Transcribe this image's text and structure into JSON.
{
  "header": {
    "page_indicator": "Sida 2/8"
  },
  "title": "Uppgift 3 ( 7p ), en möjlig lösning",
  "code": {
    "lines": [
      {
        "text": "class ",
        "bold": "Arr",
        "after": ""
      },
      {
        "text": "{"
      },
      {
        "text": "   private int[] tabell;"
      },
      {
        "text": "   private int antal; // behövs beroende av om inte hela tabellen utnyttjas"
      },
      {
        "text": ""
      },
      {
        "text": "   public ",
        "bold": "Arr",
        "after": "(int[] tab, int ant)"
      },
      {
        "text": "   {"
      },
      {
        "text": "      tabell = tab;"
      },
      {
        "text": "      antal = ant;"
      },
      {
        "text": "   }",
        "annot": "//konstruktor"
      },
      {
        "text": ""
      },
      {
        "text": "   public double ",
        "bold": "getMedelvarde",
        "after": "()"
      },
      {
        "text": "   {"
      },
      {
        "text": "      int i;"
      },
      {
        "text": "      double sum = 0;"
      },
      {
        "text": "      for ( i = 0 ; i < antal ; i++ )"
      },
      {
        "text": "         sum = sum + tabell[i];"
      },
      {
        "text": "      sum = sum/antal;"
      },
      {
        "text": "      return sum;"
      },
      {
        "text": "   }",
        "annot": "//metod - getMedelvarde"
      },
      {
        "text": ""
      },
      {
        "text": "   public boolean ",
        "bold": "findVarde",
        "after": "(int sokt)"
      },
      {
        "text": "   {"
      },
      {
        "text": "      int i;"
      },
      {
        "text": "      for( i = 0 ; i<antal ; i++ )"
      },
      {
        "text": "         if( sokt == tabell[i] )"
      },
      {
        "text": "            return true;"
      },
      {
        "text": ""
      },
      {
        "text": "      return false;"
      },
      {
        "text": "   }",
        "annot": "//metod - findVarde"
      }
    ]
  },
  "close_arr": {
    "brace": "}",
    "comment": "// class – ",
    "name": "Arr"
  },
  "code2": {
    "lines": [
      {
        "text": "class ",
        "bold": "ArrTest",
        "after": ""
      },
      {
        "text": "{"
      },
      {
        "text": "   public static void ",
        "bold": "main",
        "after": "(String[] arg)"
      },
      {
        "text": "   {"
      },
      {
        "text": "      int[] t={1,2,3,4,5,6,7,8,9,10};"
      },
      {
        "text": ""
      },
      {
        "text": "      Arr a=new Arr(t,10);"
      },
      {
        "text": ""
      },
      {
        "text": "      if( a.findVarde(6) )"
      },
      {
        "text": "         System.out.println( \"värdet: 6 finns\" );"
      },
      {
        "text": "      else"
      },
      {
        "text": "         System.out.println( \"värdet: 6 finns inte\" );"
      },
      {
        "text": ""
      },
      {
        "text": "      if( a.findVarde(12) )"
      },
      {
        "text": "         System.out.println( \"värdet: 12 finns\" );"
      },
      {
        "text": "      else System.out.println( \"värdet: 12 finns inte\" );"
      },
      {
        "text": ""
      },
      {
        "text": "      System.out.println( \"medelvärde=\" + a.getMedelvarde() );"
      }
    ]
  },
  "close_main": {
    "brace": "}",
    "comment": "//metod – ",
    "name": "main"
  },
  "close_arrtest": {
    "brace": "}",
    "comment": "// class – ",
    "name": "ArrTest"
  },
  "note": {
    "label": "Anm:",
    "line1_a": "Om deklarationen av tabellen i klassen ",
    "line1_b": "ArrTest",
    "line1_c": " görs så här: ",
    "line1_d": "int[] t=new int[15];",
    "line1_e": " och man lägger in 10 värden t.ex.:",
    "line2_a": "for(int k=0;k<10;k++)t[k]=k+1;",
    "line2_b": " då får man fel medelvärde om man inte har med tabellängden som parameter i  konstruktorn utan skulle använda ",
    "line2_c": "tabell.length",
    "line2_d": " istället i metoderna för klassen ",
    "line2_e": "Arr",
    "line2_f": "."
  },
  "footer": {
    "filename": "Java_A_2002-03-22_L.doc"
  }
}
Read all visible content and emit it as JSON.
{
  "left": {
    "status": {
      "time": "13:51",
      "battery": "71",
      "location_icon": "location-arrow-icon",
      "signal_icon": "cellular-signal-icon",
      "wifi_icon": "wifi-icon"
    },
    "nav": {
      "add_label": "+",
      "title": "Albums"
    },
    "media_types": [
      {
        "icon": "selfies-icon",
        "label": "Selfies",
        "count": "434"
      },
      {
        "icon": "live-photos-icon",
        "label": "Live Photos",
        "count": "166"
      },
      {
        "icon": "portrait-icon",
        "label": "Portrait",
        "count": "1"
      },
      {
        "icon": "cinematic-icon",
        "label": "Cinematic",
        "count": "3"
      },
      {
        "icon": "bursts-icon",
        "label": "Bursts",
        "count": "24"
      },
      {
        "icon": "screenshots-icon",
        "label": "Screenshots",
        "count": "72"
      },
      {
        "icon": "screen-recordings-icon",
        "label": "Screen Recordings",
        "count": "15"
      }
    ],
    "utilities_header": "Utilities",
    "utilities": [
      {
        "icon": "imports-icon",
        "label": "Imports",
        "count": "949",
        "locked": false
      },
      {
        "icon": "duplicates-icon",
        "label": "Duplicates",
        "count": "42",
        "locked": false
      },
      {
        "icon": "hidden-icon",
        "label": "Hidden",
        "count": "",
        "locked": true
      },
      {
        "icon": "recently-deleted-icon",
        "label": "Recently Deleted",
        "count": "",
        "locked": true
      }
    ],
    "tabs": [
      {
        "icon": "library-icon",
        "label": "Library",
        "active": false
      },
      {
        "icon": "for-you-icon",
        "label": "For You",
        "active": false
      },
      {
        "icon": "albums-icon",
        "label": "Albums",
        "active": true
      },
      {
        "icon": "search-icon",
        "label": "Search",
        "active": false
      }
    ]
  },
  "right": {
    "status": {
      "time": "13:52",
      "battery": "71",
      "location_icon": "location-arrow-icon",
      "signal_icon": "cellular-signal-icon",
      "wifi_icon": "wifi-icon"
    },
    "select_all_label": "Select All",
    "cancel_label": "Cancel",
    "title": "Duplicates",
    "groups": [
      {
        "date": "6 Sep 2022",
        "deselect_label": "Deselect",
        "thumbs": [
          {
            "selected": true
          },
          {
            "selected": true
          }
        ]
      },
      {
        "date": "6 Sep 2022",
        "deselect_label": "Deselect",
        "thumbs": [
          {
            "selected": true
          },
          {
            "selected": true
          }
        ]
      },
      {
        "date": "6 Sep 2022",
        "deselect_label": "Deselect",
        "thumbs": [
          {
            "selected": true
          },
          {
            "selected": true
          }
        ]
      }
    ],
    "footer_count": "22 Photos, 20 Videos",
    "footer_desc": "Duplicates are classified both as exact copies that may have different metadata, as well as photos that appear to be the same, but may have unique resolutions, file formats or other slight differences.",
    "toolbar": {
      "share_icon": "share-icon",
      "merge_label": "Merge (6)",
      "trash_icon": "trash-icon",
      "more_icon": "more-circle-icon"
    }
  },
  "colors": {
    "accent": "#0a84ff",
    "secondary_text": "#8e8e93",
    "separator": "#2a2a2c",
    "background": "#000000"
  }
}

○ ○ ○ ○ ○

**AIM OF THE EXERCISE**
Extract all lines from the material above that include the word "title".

**ANSWER SECTION**
  "title": "Uppgift 3 ( 7p ), en möjlig lösning",
      "title": "Albums"
    "title": "Duplicates",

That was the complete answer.